“Trinks knew exactly how to capture this sound world with rousing energy from start until end. He drew out brilliantly nuanced phrases from the orchestra, allowing the plays and singers alike to breathe with the music, earning himself a mightily loud and rapturous applause from the house.” (translated from German)
“The sounds that emerged from the pit were seamless, as if released in a single, long, extended breath. The orchestra played splendidly. Immediacy was provided by trumpets placed in one of the side boxes and blazing brilliantly. The backstage orchestra, with those same trumpets doing double duty, provided grandeur to the pageantry, as did the luxury of an actual pipe organ. After the final notes had sounded, the woman sitting next to me turned and said, ‘Ich bin begeistert’. It is a phrase that I always have trouble translating into English from German. Somehow, delighted or thrilled does not quite capture its meaning, but I knew exactly what she meant.”
“…[the Staatstheater Kassel orchestra] gives everything it has, musically, under the excellent direction of Constantin Trinks.” (translated from German)
“Constantin Trinks’ sensitive conducting never overwhelms, a style characterised by his unique ability to evoke the most passionate emotions at even the most moderate tempi, allowing the music to naturally seep right under your skin.” (translated from German)
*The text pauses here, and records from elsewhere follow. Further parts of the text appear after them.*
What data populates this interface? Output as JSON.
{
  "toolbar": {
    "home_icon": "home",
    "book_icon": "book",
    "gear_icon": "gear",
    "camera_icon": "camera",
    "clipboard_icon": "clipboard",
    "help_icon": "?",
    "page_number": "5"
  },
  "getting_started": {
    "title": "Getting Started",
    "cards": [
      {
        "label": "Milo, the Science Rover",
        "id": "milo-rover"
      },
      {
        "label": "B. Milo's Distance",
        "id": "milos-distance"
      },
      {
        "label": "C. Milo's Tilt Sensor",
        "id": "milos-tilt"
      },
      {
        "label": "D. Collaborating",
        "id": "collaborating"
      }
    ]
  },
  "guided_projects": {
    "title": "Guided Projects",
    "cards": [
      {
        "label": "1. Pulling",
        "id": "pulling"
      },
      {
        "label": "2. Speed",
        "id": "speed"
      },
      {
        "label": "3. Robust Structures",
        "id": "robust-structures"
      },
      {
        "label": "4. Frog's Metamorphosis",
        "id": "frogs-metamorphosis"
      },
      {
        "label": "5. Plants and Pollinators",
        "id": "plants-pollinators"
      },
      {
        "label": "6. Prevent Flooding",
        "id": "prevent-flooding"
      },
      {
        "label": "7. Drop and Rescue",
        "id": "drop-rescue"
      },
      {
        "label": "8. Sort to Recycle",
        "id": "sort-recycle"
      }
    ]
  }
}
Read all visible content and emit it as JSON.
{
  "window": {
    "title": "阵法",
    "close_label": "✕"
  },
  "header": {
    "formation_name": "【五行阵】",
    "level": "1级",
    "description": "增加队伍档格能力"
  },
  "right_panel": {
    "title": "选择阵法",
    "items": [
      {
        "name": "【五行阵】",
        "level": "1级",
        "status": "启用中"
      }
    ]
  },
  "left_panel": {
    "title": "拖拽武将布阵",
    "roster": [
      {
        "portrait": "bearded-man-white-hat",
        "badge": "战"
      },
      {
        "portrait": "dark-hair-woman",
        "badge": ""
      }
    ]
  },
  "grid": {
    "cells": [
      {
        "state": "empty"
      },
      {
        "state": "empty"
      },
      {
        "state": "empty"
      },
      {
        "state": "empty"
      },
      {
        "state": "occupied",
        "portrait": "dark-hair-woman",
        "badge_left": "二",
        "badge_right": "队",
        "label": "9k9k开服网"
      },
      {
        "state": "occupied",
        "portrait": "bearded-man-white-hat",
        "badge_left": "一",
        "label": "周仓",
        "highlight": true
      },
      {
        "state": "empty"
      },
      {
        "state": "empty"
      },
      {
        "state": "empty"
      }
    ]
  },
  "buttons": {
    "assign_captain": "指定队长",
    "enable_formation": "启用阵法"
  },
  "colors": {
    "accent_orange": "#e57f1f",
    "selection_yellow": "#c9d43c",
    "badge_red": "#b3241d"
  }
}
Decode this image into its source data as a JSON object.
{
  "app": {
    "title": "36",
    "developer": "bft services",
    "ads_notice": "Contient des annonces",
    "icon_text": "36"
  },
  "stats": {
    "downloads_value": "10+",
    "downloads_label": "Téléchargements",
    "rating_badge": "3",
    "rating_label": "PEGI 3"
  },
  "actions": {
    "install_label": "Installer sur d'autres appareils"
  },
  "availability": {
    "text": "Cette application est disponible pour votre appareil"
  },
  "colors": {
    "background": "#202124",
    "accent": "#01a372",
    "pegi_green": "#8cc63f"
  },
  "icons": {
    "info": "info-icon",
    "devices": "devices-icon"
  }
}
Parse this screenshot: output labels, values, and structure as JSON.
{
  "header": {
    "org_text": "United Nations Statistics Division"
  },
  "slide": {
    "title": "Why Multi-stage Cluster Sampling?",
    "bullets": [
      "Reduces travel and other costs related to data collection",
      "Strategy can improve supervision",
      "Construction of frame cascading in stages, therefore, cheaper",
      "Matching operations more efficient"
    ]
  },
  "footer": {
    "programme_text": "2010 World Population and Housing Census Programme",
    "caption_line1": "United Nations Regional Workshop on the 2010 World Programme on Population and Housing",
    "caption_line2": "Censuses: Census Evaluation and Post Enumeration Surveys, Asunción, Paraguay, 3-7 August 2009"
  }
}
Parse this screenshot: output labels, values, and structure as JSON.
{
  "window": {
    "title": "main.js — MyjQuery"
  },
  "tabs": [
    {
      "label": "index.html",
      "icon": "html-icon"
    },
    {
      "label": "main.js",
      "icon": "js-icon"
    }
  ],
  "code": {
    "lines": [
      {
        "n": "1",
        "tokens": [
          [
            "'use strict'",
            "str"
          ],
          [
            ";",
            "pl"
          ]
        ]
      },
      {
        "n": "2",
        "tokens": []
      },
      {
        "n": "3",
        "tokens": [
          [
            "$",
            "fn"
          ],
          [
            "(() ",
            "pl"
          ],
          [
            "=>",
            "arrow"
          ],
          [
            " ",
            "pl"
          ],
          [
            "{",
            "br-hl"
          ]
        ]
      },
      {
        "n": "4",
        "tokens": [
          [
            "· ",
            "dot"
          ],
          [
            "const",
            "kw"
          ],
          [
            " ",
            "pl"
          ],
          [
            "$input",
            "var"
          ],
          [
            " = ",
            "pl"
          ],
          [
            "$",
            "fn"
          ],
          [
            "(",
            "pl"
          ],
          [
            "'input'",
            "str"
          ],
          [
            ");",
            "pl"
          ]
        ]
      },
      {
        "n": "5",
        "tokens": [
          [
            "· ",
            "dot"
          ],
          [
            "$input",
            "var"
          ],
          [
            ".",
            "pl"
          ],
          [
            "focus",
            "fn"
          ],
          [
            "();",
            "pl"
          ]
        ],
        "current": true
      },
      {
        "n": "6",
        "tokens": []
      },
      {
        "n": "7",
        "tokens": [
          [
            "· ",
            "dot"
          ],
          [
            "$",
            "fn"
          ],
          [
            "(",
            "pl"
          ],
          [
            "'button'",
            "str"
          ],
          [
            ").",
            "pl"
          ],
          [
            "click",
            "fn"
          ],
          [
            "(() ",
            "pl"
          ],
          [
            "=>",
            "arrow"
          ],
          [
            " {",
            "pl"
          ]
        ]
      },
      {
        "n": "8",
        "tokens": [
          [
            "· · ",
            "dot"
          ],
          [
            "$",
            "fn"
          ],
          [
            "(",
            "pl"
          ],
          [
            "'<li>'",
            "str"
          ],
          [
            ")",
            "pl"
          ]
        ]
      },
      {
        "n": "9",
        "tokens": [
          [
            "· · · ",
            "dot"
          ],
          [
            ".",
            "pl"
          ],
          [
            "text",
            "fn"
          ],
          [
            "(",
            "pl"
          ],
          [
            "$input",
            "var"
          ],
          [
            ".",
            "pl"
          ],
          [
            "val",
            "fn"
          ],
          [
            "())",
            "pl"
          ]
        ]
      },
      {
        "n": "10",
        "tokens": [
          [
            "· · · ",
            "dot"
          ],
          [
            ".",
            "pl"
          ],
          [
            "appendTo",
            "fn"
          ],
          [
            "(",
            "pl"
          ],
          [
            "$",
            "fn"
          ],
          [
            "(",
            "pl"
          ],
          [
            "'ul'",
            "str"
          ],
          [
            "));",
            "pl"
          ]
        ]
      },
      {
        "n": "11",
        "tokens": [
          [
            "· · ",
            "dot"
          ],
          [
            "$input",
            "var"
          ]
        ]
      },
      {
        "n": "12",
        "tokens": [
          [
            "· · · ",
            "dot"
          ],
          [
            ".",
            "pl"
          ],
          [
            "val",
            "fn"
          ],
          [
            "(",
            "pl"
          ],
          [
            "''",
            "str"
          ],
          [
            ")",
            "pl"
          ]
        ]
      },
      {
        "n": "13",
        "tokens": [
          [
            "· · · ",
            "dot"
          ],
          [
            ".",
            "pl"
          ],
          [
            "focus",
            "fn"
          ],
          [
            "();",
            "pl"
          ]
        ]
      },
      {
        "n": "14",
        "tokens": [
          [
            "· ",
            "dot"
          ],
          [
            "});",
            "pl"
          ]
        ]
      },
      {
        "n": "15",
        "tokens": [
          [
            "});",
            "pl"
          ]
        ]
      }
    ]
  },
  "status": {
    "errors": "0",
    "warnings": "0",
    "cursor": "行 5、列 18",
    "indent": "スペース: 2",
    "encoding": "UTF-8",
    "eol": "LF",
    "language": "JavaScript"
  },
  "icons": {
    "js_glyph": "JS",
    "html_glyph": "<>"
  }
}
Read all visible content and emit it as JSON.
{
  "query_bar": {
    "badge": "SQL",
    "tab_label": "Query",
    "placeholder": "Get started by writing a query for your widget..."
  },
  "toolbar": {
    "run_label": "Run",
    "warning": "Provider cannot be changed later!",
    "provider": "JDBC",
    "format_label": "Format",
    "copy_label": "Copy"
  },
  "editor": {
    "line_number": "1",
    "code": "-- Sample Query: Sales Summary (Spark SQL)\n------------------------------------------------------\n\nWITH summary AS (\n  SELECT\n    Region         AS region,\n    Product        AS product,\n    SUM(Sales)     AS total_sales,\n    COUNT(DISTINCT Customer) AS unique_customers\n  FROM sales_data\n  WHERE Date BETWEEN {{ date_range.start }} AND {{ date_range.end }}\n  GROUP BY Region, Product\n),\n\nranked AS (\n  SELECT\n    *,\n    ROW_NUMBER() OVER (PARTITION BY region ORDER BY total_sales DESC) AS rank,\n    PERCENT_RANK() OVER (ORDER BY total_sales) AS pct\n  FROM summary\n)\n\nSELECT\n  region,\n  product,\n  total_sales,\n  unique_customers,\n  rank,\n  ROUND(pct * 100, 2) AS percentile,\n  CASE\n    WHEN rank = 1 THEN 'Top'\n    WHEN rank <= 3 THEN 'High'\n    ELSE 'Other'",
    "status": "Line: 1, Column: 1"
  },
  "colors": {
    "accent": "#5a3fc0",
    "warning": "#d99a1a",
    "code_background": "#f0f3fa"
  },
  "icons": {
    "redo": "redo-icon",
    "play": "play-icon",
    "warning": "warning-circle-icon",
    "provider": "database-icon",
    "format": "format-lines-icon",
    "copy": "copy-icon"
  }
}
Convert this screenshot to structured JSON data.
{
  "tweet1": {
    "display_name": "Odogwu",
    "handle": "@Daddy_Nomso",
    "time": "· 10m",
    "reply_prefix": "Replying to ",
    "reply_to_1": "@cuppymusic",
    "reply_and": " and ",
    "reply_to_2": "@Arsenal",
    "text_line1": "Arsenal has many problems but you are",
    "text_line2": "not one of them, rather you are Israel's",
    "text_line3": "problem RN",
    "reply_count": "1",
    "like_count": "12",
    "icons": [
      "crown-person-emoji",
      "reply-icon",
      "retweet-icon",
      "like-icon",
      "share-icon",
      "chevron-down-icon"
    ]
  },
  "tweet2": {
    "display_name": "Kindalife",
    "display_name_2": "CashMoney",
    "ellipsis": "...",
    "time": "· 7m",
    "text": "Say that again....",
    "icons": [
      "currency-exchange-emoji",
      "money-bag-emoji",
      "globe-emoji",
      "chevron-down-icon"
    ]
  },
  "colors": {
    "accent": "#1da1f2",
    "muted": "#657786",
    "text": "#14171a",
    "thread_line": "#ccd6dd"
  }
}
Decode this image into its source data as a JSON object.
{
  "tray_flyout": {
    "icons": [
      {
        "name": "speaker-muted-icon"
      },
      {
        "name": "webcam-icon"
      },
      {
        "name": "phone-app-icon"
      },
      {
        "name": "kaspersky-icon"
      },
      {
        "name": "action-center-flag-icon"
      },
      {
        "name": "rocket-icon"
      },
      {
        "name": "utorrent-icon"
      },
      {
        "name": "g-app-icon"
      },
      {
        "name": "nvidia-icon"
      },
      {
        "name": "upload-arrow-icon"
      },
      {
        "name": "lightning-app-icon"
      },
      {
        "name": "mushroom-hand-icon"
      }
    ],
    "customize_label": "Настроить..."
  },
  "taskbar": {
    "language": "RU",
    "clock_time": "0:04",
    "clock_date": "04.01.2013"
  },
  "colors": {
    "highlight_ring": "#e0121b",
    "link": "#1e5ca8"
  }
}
“Constantin Trinks is truly a master of seamless transitions. The way he arouses excitement which spurs ecstasy, without deafening your ears and without straining the singers, by carefully shaping the phrases around climatic moments – that is great art.” (translated from German)
“Constantin Trinks’ love of Wagner came across right at the beginning of the concert in the famous Prelude to Lohengrin. The high strings were so tenderly shaped at the opening, creating just the type of inward restraint to permit a real ‘opening out’ when the lower strings entered… Trinks’ performance [of Schubert’s Symphony No. 9] was the most distinguished we have seen for years… I would very much welcome visits from this maestro on a recurring basis. He seems to challenge the orchestra to do things that they might not otherwise attempt, and gets absolutely inspired results.”